Tuesday, December 11, 2012

Tuesday’s Cupful: Baguettes

Roll out this bread loaf

The Mixed stew crew has had very little success with making yeast or leavened bread from scratch.  Look for freshly baked baguettes in the bread aisle at most major grocery store chains and some gourmet bakeries.  Based on French law, a genuine baguette contains only flour, water, yeast, and salt.  American consumers know this food item as “French bread” or a “French bread loaf.”  Historians estimate that it surged in popularity among Americans during the 1920s.  A typical baguette is longer, narrower, and possesses a thicker outer crust compared to the usual sandwich bread. Because it is "sturdy," it is great for bread casseroles such as the French toast bake.

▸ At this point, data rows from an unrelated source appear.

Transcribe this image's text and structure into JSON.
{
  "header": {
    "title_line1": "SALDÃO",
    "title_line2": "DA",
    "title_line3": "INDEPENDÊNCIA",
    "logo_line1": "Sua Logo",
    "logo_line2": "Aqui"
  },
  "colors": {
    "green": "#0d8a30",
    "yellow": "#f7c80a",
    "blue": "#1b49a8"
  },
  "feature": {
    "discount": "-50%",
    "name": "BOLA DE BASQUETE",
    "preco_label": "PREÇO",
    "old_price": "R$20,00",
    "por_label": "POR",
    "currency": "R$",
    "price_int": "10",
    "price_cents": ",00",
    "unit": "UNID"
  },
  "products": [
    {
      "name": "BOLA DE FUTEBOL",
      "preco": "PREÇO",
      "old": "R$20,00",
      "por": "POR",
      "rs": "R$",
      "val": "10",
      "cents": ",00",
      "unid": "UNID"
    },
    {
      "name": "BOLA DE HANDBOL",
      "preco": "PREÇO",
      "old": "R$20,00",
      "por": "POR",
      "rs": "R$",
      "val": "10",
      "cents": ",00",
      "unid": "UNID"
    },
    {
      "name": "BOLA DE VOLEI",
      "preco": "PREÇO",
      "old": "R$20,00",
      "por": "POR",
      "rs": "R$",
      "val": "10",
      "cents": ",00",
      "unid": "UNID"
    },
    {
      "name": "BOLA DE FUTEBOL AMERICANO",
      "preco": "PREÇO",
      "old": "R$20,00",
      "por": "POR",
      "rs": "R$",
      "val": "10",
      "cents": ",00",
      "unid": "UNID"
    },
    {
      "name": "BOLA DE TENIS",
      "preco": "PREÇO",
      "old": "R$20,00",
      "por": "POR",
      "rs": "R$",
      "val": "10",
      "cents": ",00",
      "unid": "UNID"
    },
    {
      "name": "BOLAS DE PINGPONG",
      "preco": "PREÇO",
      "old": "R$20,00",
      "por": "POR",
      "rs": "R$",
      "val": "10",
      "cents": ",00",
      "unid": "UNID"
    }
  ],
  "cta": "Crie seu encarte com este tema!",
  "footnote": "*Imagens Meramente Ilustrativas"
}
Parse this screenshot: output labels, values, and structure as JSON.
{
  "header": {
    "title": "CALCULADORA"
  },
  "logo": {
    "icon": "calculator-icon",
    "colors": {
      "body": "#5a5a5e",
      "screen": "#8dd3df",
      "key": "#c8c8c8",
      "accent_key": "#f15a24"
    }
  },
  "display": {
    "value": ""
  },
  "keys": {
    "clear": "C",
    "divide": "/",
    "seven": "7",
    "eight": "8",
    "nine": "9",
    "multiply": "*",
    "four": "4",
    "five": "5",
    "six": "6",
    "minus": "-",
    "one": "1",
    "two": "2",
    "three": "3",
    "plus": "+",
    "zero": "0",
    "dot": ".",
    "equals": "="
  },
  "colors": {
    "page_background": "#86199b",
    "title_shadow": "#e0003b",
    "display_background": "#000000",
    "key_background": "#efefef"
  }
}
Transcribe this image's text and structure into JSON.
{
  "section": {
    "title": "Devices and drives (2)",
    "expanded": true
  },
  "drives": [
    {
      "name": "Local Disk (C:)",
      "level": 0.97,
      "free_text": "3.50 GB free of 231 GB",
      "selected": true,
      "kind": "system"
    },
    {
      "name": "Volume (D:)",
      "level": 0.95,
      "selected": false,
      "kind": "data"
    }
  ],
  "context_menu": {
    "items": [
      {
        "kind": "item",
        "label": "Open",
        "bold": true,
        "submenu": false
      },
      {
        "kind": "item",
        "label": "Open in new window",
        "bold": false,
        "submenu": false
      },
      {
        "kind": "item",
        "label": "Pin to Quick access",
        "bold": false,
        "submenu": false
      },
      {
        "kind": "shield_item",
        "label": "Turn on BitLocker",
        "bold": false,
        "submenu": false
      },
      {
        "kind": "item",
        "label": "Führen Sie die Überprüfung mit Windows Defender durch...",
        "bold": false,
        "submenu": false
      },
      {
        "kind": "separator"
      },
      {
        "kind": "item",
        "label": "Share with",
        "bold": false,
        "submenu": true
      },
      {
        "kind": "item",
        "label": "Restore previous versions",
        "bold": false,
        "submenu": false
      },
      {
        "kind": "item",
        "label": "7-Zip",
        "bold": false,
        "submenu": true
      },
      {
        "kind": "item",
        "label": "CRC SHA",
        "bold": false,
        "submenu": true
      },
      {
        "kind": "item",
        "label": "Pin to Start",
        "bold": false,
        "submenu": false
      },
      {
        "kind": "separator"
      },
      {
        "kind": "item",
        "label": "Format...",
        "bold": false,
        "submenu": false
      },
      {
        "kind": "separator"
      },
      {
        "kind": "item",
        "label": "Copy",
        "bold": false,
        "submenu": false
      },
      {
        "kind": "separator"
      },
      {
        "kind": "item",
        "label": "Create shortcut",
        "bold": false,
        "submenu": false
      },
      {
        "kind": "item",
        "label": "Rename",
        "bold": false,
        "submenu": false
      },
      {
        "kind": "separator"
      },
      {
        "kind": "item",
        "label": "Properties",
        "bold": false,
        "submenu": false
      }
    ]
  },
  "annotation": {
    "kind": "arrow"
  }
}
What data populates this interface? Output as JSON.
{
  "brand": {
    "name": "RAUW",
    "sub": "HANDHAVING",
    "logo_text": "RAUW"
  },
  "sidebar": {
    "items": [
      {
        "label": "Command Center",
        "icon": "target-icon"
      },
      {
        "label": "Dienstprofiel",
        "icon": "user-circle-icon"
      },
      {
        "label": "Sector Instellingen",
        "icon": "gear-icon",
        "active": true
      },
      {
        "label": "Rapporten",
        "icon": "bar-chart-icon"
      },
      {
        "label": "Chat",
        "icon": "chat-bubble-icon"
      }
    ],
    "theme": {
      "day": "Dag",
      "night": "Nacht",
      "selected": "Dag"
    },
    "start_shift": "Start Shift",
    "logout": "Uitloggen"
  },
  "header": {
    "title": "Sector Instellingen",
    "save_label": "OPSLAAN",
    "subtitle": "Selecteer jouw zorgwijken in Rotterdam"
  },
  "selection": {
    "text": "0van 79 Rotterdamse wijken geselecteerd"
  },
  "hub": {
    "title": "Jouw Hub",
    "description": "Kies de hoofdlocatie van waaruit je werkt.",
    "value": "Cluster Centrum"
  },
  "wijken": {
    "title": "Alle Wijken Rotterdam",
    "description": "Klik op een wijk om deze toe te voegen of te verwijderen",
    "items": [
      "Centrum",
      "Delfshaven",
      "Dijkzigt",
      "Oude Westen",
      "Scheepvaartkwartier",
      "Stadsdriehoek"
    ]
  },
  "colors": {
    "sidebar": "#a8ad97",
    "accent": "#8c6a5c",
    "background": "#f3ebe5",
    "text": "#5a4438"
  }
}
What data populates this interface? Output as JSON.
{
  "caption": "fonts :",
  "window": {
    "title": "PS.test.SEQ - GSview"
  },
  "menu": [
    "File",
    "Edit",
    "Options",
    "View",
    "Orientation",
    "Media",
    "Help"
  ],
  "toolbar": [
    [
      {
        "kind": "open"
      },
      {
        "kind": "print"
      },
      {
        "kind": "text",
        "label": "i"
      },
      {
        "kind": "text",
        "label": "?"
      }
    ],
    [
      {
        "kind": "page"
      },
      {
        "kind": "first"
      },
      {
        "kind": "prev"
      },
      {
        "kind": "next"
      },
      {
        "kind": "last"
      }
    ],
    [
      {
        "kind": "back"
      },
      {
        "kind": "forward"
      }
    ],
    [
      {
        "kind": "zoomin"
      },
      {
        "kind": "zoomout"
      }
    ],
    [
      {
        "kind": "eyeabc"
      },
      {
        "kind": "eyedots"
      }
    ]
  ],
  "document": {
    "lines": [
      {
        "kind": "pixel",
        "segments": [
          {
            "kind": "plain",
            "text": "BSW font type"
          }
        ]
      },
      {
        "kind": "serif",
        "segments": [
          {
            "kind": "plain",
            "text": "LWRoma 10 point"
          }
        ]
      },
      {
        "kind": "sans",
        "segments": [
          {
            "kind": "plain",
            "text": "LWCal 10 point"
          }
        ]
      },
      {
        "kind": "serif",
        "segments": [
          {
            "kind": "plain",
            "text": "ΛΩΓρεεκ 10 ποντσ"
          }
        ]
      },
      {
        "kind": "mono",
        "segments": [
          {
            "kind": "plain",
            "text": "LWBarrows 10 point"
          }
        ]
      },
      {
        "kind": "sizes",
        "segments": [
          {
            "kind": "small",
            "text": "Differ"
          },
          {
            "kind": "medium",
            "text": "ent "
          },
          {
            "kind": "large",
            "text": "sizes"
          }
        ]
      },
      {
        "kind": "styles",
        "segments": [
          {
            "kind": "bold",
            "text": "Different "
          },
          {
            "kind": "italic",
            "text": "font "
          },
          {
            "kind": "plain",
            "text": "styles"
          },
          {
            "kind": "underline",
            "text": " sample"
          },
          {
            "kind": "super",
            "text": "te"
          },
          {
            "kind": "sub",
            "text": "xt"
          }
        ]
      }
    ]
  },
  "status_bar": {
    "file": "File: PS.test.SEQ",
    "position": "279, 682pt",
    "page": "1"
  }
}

This versatile bread makes great hoagies and sandwiches.  Remember that baguettes go stale easily.  Lastly, American bakers produce multigrain and whole wheat varieties plus regular French-style baguettes.         

No comments:

Post a Comment